I made cupcakes this past rainy Sunday: vanilla cake with vanilla buttercream frosting and strawberry jelly filling topped with sparkle sugar. Feeling fairly proud of my effort, I posted a couple of photos to Instagram. A former coworker commented that she missed me & my delicious treats. Not wanting to keep ALL the cupcakes for myself and my expanding waistline, I decided to drop off extra cupcakes for some of my favorite former coworkers.
When I went back to visit my former employer, west elm, yesterday it felt like going home in a good, familiar, welcoming way. I won't lie. I miss it. I miss the physical space that is west elm Austin. I miss the energy and familiarity of my former coworkers and of the store in general. After working for eight months at a different retailer (hereafter known as Employer B) that was an awful fit for my personality and personal style, in a drab poorly-lit space with ugly fixtures, inconveniently located at the corner of Urinestink Avenue and Noparking Street; going back to visit west elm provided a stark and refreshing contrast. From pulling into the designated, clean, security-patrolled, free parking garage adjacent to west elm, to basking in the abundant natural light in the store with modern fixtures and wish-list-worthy merchandise, the store greeter had me at "hello".
When I worked at west elm, I was infamous for bringing baked treats to share with happy, hungry and appreciative coworkers. When I worked at Employer B, I brought homemade treats only once. One coworker said she was mad at me for trying to make her fat. I'm afraid she was less then half-joking and more than half-mad. (Also, she was not fat at all.) Another coworker pointed out one cookie (out of thirty-six cookies) that looked slightly burnt on one bottom edge, then after the cookies sat for two days, the majority uneaten, he said that the cookies were stale from the moment I brought them to share. (The cookies were freshly baked the evening before I brought them and not stale upon arrival.) Another coworker said I must have hosted a party where I originally served the cookies and not invited him. He started demanding to know if anyone else went to this imaginary party. (When I hosted a real party at a later date, he was not invited.)

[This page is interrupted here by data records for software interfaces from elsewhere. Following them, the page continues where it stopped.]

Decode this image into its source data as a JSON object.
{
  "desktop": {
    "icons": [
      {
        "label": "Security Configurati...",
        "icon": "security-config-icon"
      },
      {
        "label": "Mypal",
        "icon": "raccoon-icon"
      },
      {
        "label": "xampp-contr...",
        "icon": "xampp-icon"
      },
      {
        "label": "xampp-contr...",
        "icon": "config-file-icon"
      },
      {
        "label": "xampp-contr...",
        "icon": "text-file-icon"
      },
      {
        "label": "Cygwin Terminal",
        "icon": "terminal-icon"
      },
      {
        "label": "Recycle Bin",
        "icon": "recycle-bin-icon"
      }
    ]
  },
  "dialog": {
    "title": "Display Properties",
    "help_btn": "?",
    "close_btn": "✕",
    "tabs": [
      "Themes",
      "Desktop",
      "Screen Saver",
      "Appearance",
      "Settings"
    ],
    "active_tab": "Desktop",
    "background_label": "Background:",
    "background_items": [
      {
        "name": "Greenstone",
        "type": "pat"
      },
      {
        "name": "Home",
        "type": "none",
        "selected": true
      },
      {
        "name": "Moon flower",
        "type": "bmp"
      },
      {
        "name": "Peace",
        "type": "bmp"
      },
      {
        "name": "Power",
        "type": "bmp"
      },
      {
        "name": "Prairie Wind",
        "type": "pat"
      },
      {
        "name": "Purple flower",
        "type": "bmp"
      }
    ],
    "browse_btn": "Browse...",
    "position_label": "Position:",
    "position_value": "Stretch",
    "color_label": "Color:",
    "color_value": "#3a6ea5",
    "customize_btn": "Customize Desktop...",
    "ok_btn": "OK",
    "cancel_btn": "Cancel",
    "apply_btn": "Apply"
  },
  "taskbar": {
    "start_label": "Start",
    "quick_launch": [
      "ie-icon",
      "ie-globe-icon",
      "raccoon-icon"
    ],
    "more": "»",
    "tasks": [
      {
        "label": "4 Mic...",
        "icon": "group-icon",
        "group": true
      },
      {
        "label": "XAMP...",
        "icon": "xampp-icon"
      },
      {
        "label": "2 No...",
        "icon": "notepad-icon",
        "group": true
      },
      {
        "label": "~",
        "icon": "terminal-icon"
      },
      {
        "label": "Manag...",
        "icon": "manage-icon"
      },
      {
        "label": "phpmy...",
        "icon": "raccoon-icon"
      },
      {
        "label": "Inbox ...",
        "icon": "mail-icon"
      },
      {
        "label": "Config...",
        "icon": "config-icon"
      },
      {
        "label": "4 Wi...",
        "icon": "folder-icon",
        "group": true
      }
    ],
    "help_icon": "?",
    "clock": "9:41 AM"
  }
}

I relay these contrasts not to say that west elm is, or was, a perfect or even near-perfect employer. A friend who has worked there for over three years still cannot get the full-time hours with benefits she desperately wants. Another friend gave me the I-can't-say-what-I'm-really-thinking eyes when she mentioned recent staff turnover. I remember the crazy 3:00 AM to 8:00 AM shifts that led me to seriously seek employment elsewhere. I remember the on-call employment situation that made budgeting my time and my expected income difficult. I remember that one work-bully at west elm whose controlling actions now seem so mild in comparison to the work-bully I encountered at Employer B. (I called it quits at Employer B for a number of reasons: one being the presence of a work-bully on the tiny staff. This work-bully waged psychological battles bent on mutually assured destruction. The second I figured out that seemingly innocent conversations with work-bully would end in hurtful gossip, mean-spirited innuendo and outright lies, I disengaged as much as possible.)
When a west elm manager brightly enquired yesterday if I wanted to work there again, I suppressed the impulse to look deep into her eyes and exclaim too loudly, "Yes, please!" Instead, I took a breath and told her I might want to come back part-time in the fall when I go back to school. And in that moment, I sincerely meant it. When mid-August rolls around and my travel calendar calms, I may still mean it. Also, my poor feet may be healed enough to withstand working retail again at that point.